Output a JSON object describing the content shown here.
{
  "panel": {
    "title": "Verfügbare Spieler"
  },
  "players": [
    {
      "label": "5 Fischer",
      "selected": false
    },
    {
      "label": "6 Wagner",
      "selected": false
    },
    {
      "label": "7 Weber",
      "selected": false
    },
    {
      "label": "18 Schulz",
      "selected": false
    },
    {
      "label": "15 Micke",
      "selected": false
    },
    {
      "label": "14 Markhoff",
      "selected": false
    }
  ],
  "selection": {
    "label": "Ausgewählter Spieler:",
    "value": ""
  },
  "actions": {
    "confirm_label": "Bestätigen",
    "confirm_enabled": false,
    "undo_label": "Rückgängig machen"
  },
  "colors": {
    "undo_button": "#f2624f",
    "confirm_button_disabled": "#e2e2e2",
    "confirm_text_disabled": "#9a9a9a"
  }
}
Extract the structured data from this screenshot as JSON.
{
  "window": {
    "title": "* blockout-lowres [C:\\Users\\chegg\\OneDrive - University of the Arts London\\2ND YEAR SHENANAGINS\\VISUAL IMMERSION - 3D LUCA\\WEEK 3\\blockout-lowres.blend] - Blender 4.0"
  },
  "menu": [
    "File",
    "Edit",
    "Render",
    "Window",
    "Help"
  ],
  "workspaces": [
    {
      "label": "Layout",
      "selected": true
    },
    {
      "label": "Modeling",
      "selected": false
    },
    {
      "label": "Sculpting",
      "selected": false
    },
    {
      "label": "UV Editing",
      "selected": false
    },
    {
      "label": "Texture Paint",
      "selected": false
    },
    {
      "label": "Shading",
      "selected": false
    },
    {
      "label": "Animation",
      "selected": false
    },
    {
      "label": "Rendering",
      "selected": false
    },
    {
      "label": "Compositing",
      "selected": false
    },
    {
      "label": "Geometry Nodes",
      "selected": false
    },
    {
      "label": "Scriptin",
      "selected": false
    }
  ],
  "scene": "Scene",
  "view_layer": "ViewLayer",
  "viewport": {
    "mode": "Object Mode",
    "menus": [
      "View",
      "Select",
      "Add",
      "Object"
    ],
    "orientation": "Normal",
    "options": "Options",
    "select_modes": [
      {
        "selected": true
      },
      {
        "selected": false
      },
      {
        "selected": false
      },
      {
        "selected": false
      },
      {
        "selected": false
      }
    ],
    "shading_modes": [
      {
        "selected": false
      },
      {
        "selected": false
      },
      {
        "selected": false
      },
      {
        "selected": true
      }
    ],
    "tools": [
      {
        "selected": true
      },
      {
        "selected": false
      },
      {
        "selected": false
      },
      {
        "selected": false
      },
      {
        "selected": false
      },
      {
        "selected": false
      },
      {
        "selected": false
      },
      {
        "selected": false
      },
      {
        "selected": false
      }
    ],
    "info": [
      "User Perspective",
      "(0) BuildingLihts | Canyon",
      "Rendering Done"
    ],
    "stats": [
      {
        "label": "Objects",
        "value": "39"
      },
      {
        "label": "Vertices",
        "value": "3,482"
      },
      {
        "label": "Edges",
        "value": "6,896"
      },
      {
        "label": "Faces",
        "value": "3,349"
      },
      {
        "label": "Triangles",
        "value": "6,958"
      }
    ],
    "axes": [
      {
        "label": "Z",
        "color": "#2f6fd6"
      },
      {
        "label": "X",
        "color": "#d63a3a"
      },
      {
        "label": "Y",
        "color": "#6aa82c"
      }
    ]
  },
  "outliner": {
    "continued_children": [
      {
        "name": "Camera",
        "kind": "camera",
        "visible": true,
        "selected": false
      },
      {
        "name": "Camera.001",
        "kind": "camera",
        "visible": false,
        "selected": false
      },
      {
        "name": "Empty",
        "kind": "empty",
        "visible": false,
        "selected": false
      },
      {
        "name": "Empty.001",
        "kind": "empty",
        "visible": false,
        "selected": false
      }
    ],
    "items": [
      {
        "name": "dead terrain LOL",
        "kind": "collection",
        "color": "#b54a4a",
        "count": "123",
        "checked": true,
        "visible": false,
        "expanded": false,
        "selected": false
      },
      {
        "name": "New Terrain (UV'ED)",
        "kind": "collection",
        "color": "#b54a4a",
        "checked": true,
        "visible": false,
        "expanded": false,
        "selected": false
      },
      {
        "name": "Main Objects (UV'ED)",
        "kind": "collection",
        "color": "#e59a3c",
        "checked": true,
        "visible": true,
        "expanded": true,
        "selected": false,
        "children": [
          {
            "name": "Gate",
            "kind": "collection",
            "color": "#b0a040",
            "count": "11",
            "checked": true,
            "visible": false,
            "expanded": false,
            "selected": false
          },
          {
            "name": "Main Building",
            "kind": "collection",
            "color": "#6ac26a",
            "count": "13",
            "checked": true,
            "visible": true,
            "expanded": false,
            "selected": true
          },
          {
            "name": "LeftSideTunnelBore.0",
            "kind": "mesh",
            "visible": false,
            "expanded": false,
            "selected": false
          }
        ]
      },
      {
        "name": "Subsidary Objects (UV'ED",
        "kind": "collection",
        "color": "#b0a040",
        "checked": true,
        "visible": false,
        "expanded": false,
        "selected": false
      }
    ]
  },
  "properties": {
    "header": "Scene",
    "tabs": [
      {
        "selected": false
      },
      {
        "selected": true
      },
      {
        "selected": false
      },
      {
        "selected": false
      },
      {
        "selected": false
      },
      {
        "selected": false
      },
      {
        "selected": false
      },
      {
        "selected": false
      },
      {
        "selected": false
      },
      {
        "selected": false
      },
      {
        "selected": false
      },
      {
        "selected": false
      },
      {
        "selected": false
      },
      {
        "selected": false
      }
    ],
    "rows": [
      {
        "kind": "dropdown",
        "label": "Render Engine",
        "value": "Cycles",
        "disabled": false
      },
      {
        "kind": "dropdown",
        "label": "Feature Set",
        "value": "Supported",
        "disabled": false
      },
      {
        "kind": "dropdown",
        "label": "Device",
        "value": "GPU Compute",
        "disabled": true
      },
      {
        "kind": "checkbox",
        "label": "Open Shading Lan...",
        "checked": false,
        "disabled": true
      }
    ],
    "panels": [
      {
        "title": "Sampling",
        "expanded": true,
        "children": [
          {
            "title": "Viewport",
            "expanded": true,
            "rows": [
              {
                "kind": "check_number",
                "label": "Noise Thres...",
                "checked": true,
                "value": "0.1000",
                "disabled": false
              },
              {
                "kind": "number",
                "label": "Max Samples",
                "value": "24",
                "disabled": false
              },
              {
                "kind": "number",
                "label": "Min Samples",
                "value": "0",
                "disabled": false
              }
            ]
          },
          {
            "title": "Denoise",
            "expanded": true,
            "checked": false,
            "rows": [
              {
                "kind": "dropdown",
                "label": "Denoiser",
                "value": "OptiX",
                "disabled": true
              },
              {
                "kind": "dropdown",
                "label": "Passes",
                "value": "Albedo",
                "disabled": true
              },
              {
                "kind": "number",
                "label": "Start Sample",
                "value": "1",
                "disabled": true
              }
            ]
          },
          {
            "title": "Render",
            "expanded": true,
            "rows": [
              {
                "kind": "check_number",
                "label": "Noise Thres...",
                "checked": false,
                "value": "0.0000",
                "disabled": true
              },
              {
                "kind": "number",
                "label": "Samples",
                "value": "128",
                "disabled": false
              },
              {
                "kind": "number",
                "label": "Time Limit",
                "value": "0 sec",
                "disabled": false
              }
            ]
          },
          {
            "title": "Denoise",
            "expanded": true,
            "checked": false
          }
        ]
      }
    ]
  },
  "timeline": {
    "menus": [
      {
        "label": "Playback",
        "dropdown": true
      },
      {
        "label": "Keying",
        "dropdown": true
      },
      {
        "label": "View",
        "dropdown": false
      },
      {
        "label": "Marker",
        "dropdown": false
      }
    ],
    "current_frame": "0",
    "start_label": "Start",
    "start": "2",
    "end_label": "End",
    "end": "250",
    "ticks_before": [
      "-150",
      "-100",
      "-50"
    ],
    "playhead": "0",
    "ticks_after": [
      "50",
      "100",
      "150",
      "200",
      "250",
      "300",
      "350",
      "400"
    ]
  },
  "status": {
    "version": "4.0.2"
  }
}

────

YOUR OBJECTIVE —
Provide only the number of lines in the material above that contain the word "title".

RESPONSE FOR THIS EXERCISE —
7